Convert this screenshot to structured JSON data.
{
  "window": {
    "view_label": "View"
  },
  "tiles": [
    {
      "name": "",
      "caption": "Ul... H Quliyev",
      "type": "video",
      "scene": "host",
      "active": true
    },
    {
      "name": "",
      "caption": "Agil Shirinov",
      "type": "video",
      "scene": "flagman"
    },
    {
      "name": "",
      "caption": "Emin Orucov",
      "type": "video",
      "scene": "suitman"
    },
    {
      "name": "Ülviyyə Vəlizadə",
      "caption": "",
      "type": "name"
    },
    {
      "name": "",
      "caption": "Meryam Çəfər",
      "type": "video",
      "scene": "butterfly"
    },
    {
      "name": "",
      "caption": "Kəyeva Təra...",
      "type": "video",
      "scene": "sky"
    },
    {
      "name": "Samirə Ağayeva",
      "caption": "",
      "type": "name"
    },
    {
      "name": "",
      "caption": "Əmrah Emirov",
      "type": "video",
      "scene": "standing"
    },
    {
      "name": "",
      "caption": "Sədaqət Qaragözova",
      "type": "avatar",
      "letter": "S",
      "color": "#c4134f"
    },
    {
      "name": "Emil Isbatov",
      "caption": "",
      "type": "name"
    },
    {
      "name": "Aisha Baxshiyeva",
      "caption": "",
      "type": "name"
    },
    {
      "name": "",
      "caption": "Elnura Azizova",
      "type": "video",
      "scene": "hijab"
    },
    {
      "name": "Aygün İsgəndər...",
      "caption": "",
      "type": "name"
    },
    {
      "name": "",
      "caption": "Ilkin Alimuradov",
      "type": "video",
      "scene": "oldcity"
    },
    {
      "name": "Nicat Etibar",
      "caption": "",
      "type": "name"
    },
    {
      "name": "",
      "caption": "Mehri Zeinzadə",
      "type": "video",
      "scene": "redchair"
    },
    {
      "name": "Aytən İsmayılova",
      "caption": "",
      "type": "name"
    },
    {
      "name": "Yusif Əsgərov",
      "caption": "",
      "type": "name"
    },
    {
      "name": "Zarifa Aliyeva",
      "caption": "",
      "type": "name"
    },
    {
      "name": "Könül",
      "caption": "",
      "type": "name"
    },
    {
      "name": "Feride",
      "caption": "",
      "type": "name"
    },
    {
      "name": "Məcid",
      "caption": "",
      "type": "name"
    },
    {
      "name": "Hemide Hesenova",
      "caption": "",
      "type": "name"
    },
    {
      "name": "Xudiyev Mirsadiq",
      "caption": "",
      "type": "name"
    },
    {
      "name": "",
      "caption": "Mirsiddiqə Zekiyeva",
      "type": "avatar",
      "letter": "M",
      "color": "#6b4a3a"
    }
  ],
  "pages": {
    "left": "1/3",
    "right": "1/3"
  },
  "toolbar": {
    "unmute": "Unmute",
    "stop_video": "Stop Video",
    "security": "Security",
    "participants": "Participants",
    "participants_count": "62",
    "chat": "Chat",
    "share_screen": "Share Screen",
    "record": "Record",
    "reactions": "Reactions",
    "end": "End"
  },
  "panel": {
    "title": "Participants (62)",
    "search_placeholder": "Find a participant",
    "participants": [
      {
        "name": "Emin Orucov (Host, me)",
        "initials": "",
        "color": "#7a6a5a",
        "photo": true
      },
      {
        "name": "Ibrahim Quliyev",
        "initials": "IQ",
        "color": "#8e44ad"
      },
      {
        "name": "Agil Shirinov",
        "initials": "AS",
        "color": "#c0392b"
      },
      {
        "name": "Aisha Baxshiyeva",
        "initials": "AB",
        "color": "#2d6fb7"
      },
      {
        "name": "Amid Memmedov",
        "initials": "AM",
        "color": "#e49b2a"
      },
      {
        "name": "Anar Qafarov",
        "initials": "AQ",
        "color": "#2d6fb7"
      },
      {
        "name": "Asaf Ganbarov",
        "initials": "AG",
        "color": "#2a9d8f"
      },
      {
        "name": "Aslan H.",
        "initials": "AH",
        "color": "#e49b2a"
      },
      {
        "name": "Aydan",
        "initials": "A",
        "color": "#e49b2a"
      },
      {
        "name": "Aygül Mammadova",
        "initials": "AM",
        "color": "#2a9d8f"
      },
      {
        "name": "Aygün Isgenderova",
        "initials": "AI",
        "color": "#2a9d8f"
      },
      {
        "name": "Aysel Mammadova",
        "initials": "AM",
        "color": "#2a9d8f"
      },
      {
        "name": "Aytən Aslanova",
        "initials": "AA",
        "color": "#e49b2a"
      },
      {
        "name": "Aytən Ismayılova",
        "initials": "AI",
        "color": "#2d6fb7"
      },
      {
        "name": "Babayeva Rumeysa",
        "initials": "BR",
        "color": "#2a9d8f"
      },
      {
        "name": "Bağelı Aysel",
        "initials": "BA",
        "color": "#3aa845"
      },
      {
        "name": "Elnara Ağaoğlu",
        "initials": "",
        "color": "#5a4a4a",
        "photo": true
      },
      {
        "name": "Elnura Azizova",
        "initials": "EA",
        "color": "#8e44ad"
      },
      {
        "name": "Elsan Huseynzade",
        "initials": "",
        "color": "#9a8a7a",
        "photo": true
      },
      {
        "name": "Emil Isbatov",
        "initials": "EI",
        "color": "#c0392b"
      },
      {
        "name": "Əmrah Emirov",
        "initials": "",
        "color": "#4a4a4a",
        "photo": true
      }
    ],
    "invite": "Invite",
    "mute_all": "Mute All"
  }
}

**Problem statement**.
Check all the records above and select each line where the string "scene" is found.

**Finished exercise**.
      "scene": "host",
      "scene": "flagman"
      "scene": "suitman"
      "scene": "butterfly"
      "scene": "sky"
      "scene": "standing"
      "scene": "hijab"
      "scene": "oldcity"
      "scene": "redchair"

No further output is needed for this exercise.